Dataset excerpts -
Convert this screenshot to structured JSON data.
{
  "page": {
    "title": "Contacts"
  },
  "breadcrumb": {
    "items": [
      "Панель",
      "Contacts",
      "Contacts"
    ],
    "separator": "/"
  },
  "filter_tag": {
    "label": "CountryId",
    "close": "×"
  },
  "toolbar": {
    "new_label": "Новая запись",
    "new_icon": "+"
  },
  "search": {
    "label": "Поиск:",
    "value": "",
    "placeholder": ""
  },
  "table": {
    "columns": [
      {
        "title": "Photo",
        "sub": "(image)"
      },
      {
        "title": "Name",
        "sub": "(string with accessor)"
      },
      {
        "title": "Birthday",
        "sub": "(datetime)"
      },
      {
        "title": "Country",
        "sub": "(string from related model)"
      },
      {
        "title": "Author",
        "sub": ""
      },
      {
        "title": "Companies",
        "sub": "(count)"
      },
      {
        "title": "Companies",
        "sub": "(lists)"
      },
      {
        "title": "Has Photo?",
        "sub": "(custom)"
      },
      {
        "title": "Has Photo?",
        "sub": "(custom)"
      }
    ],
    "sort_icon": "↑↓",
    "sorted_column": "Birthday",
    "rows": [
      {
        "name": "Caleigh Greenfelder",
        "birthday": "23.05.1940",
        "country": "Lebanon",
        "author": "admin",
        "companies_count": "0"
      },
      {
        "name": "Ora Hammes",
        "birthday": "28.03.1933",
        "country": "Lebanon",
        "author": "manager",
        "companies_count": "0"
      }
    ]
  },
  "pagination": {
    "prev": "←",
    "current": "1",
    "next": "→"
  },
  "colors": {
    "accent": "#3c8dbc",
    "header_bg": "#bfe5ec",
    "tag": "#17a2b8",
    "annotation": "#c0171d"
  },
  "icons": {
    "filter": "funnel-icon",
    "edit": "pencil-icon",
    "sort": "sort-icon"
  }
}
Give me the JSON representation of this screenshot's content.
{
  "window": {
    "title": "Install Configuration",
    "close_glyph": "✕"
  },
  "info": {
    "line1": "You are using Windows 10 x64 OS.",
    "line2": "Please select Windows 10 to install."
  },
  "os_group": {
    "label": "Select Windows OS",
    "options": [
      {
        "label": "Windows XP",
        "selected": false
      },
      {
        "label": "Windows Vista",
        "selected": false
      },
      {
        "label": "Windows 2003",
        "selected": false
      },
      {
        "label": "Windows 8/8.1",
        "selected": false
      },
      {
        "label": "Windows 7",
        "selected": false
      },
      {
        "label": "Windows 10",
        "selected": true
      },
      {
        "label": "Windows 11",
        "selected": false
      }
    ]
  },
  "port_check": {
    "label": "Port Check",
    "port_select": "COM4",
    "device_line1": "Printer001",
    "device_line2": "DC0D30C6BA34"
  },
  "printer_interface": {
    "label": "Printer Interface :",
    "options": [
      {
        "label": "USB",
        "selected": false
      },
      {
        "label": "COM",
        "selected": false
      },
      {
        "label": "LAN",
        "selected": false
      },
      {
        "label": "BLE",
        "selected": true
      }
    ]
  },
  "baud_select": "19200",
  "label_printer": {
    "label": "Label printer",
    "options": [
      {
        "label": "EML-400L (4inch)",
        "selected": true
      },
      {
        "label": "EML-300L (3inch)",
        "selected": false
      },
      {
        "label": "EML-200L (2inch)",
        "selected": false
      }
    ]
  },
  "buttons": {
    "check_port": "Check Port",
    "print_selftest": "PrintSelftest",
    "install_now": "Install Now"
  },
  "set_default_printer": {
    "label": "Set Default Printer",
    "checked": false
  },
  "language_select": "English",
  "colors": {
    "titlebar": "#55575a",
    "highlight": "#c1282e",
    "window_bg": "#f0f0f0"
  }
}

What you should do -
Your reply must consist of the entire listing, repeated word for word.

The completed task -
Convert this screenshot to structured JSON data.
{
  "page": {
    "title": "Contacts"
  },
  "breadcrumb": {
    "items": [
      "Панель",
      "Contacts",
      "Contacts"
    ],
    "separator": "/"
  },
  "filter_tag": {
    "label": "CountryId",
    "close": "×"
  },
  "toolbar": {
    "new_label": "Новая запись",
    "new_icon": "+"
  },
  "search": {
    "label": "Поиск:",
    "value": "",
    "placeholder": ""
  },
  "table": {
    "columns": [
      {
        "title": "Photo",
        "sub": "(image)"
      },
      {
        "title": "Name",
        "sub": "(string with accessor)"
      },
      {
        "title": "Birthday",
        "sub": "(datetime)"
      },
      {
        "title": "Country",
        "sub": "(string from related model)"
      },
      {
        "title": "Author",
        "sub": ""
      },
      {
        "title": "Companies",
        "sub": "(count)"
      },
      {
        "title": "Companies",
        "sub": "(lists)"
      },
      {
        "title": "Has Photo?",
        "sub": "(custom)"
      },
      {
        "title": "Has Photo?",
        "sub": "(custom)"
      }
    ],
    "sort_icon": "↑↓",
    "sorted_column": "Birthday",
    "rows": [
      {
        "name": "Caleigh Greenfelder",
        "birthday": "23.05.1940",
        "country": "Lebanon",
        "author": "admin",
        "companies_count": "0"
      },
      {
        "name": "Ora Hammes",
        "birthday": "28.03.1933",
        "country": "Lebanon",
        "author": "manager",
        "companies_count": "0"
      }
    ]
  },
  "pagination": {
    "prev": "←",
    "current": "1",
    "next": "→"
  },
  "colors": {
    "accent": "#3c8dbc",
    "header_bg": "#bfe5ec",
    "tag": "#17a2b8",
    "annotation": "#c0171d"
  },
  "icons": {
    "filter": "funnel-icon",
    "edit": "pencil-icon",
    "sort": "sort-icon"
  }
}
Give me the JSON representation of this screenshot's content.
{
  "window": {
    "title": "Install Configuration",
    "close_glyph": "✕"
  },
  "info": {
    "line1": "You are using Windows 10 x64 OS.",
    "line2": "Please select Windows 10 to install."
  },
  "os_group": {
    "label": "Select Windows OS",
    "options": [
      {
        "label": "Windows XP",
        "selected": false
      },
      {
        "label": "Windows Vista",
        "selected": false
      },
      {
        "label": "Windows 2003",
        "selected": false
      },
      {
        "label": "Windows 8/8.1",
        "selected": false
      },
      {
        "label": "Windows 7",
        "selected": false
      },
      {
        "label": "Windows 10",
        "selected": true
      },
      {
        "label": "Windows 11",
        "selected": false
      }
    ]
  },
  "port_check": {
    "label": "Port Check",
    "port_select": "COM4",
    "device_line1": "Printer001",
    "device_line2": "DC0D30C6BA34"
  },
  "printer_interface": {
    "label": "Printer Interface :",
    "options": [
      {
        "label": "USB",
        "selected": false
      },
      {
        "label": "COM",
        "selected": false
      },
      {
        "label": "LAN",
        "selected": false
      },
      {
        "label": "BLE",
        "selected": true
      }
    ]
  },
  "baud_select": "19200",
  "label_printer": {
    "label": "Label printer",
    "options": [
      {
        "label": "EML-400L (4inch)",
        "selected": true
      },
      {
        "label": "EML-300L (3inch)",
        "selected": false
      },
      {
        "label": "EML-200L (2inch)",
        "selected": false
      }
    ]
  },
  "buttons": {
    "check_port": "Check Port",
    "print_selftest": "PrintSelftest",
    "install_now": "Install Now"
  },
  "set_default_printer": {
    "label": "Set Default Printer",
    "checked": false
  },
  "language_select": "English",
  "colors": {
    "titlebar": "#55575a",
    "highlight": "#c1282e",
    "window_bg": "#f0f0f0"
  }
}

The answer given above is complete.